What does it mean to “leave all and follow the Lord”? Bede the Venerable, a 7th century church Father comments: “By ‘follow’ He meant not so much the movement of feet as of the heart, the carrying out of a way of life. For one who says that he lives in Christ ought himself to walk just as He walked, not to aim at earthly things, not to pursue perishable gains, but to flee base praise, to embrace willingly the contempt of all that is worldly for the sake of heavenly glory, to do good to all, to inflict injuries upon no one in bitterness, to suffer patiently those injuries that come to oneself, to ask God’s forgiveness for those who oppress, never to seek one’s own glory but always God’s, and to uphold whatever helps one love heavenly things. This is what is meant by following Christ. In this way, disregarding earthly gains, Matthew attached himself to the band of followers of One who had no riches. For the Lord Himself, who outwardly called Matthew by a word, inwardly bestowed upon him the gift of an invisible impulse so that he was able to follow.” Are you ready to forsake all for Christ?

On the other hand, this story has a message that we should be able and willing to forgive all people, no matter how bad the thing that they did to us was. It speaks to the people today because too many people hold grudges against each other and it is affecting society, ruining relationships and making more loners each day. The key is to just forgive and forget and move on with life. The Pharisees that were present at this incident became concerned. They tried to challenge Jesus’ unorthodox behavior in eating with public sinners. Jesus’ defence was quite simple. A doctor doesn’t need to treat healthy people; instead he goes to those who are sick. Jesus likewise sought out those in the greatest need. A true physician seeks healing of the whole person – body, mind, and spirit. Jesus came as the divine physician and good shepherd to care for His people and to restore them to wholeness of life. The orthodox were so preoccupied with their own practice of religion that they neglected to help the very people who needed the greatest care. Their religion was selfish because they didn’t want to have anything to do with people not like themselves. Jesus stated His mission in unequivocal terms: I came not to call the righteous, but to call sinners. When your neighbor stumbles through sin or ignorance, do you point the finger to criticize or do you lend a helping hand to lift him up? The prophet Isaiah tells us that God repays in kind. When we bless others, especially those who need spiritual as well and physical help, God in turn blesses us. Since this is how Jesus operates, the only way we can be saved is by admitting before God, in all simplicity, that we are sinners. “Jesus has no time for calculations, for astuteness, for the cruelty of cold hearts, for attractive but empty beauty. What He likes is the cheerfulness of a young heart, a simple step, a natural voice, clean eyes, attention to His affectionate word of advice. That is how He reigns in the soul”
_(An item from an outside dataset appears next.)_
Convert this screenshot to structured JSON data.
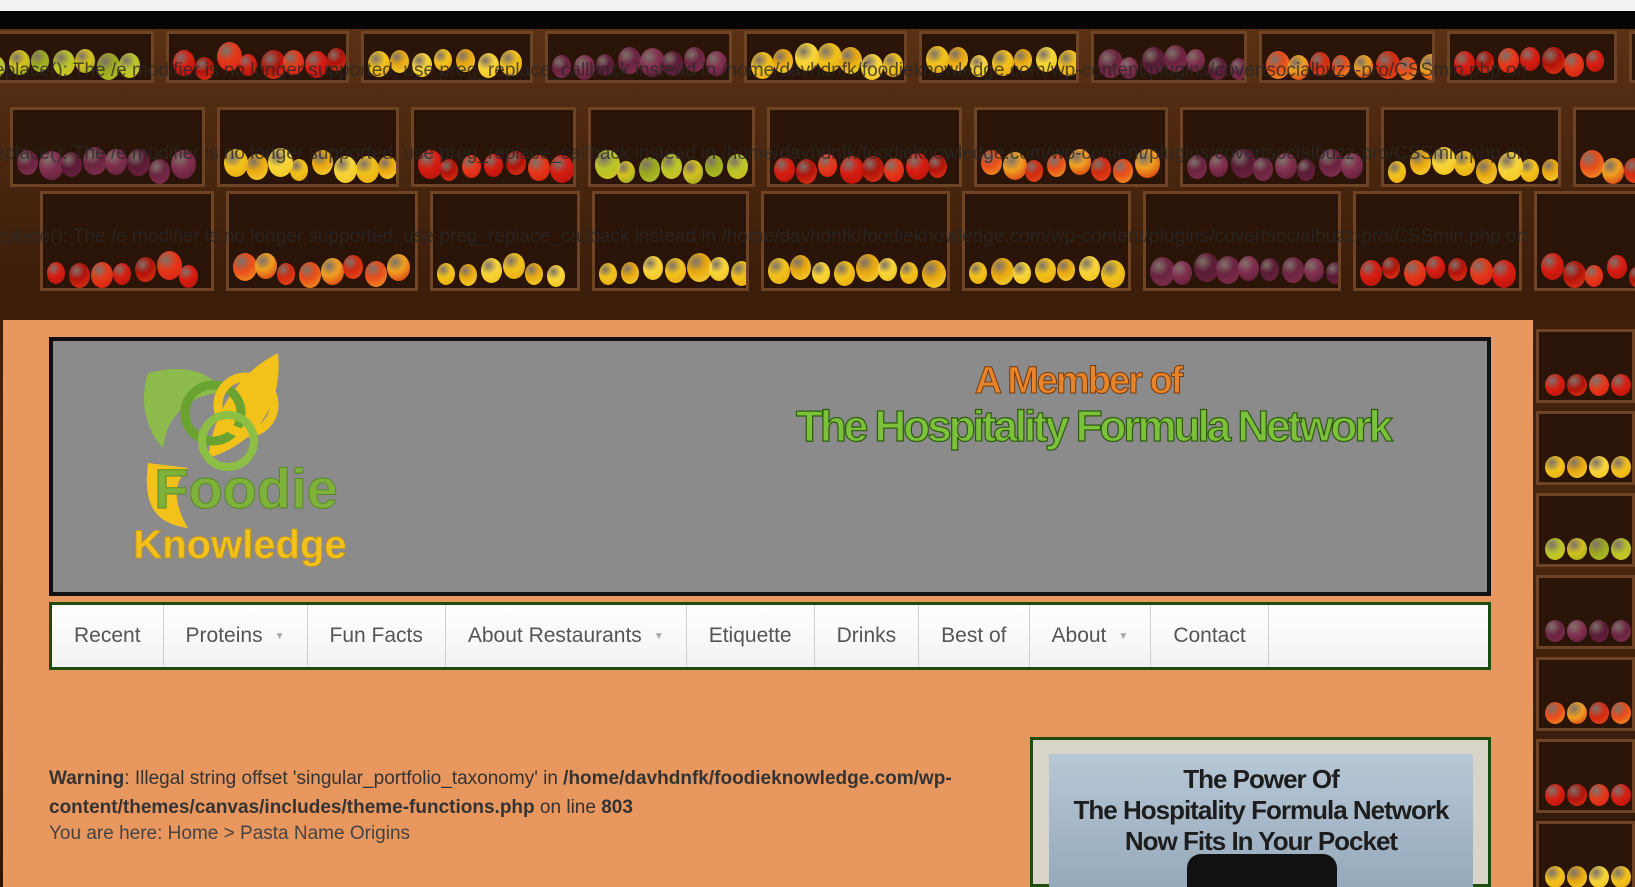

Your invitation places challenging demands on me, Lord, demands that I have no hope of carrying out without your love and help. Your invitation does not allow me to run away from the world, but makes me confront it in all its goodness and sinfulness. I know I am weak and not up to the task on my own, but your words from are full of tenderness and reassure me that you will be there to guide me, to give me strength and to give me relief through all the difficult times and desert places I have to go through in following you. I pray, Lord, for the grace never to lose sight of your love for and support of me, so that I can respond to your call to follow you in every aspect of my life.